Last week Dane and Ken finished bolting the second route on the Little Heroes wall. We named it Mighty Mouse and it goes at around 12a or 12b. It's five bolts worth of steep bouldery climbing with fairly big moves between positive holds. Mighty Mouse turned out to be a super fun route and we highly encourage everyone to check it out.

(click to enlarge)

Both Little Heroes, which is the original route the wall is named for, and Mighty Mouse give you a chance to climb quality, challenging terrain when you're in the mood for something short or feel like hanging out in a great setting between burns. Little Heroes also supports a couple of variations. Move right from the undercling at bolt two for a 10d variation. Climb straight up at bolts two and three for the original 11a/b line. Avoid the final jug at the top and climb left over the last bolt for a solid 5.12 variation --this was the way Dane first did it before Kurt found the bomber jug up and right.

Hope you enjoy these fun additions to the area!

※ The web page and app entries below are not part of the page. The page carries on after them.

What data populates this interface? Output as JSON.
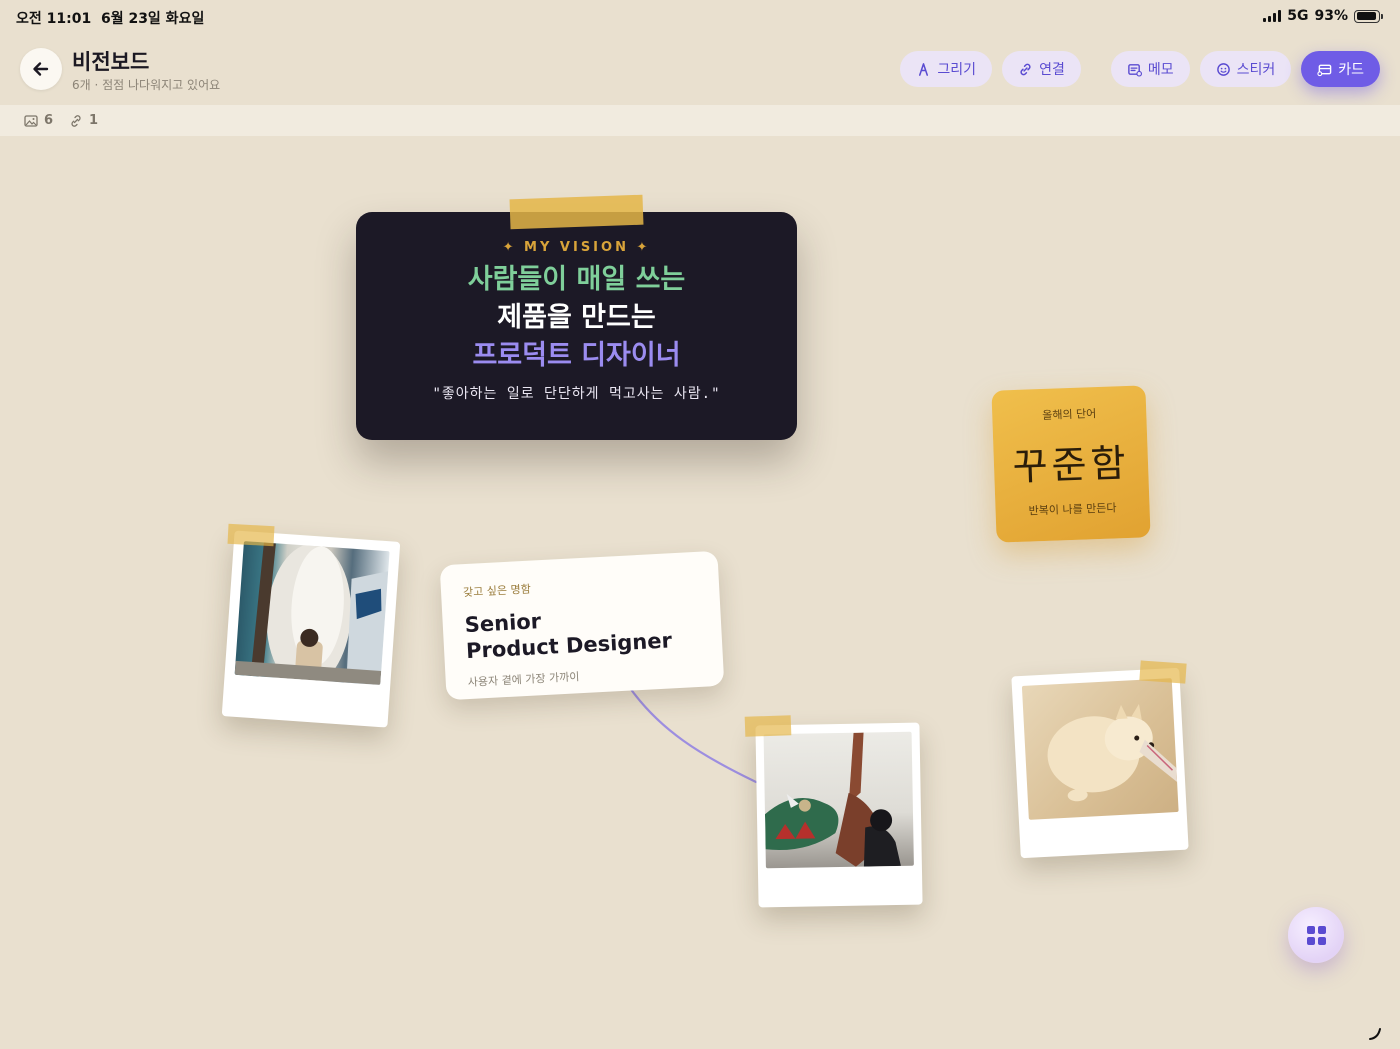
{
  "status_bar": {
    "time": "오전 11:01",
    "date": "6월 23일 화요일",
    "network": "5G",
    "battery": "93%",
    "battery_level": 0.93
  },
  "header": {
    "title": "비전보드",
    "subtitle": "6개 · 점점 나다워지고 있어요",
    "tools": {
      "draw": "그리기",
      "link": "연결",
      "memo": "메모",
      "sticker": "스티커",
      "card": "카드"
    }
  },
  "counts": {
    "images": "6",
    "links": "1"
  },
  "vision_card": {
    "eyebrow": "✦ MY VISION ✦",
    "line1": "사람들이 매일 쓰는",
    "line2": "제품을 만드는",
    "line3": "프로덕트 디자이너",
    "quote": "\"좋아하는 일로 단단하게 먹고사는 사람.\"",
    "colors": {
      "background": "#1c1926",
      "line1": "#7fcf9a",
      "line3": "#9b8cf0",
      "eyebrow": "#d9a43a"
    }
  },
  "word_card": {
    "label": "올해의 단어",
    "word": "꾸준함",
    "sub": "반복이 나를 만든다"
  },
  "name_card": {
    "label": "갖고 싶은 명함",
    "title_line1": "Senior",
    "title_line2": "Product Designer",
    "sub": "사용자 곁에 가장 가까이"
  },
  "photos": [
    {
      "subject": "child-with-penguin-statue"
    },
    {
      "subject": "child-with-dinosaur-models"
    },
    {
      "subject": "pomeranian-puppy"
    }
  ],
  "colors": {
    "canvas": "#e9e0cf",
    "accent": "#6f5ce6",
    "connector": "#9d8ee0",
    "tape": "#e4b648"
  }
}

Cole Little Heroes

Elliot Little Heroes

Olin - Early work on the wall.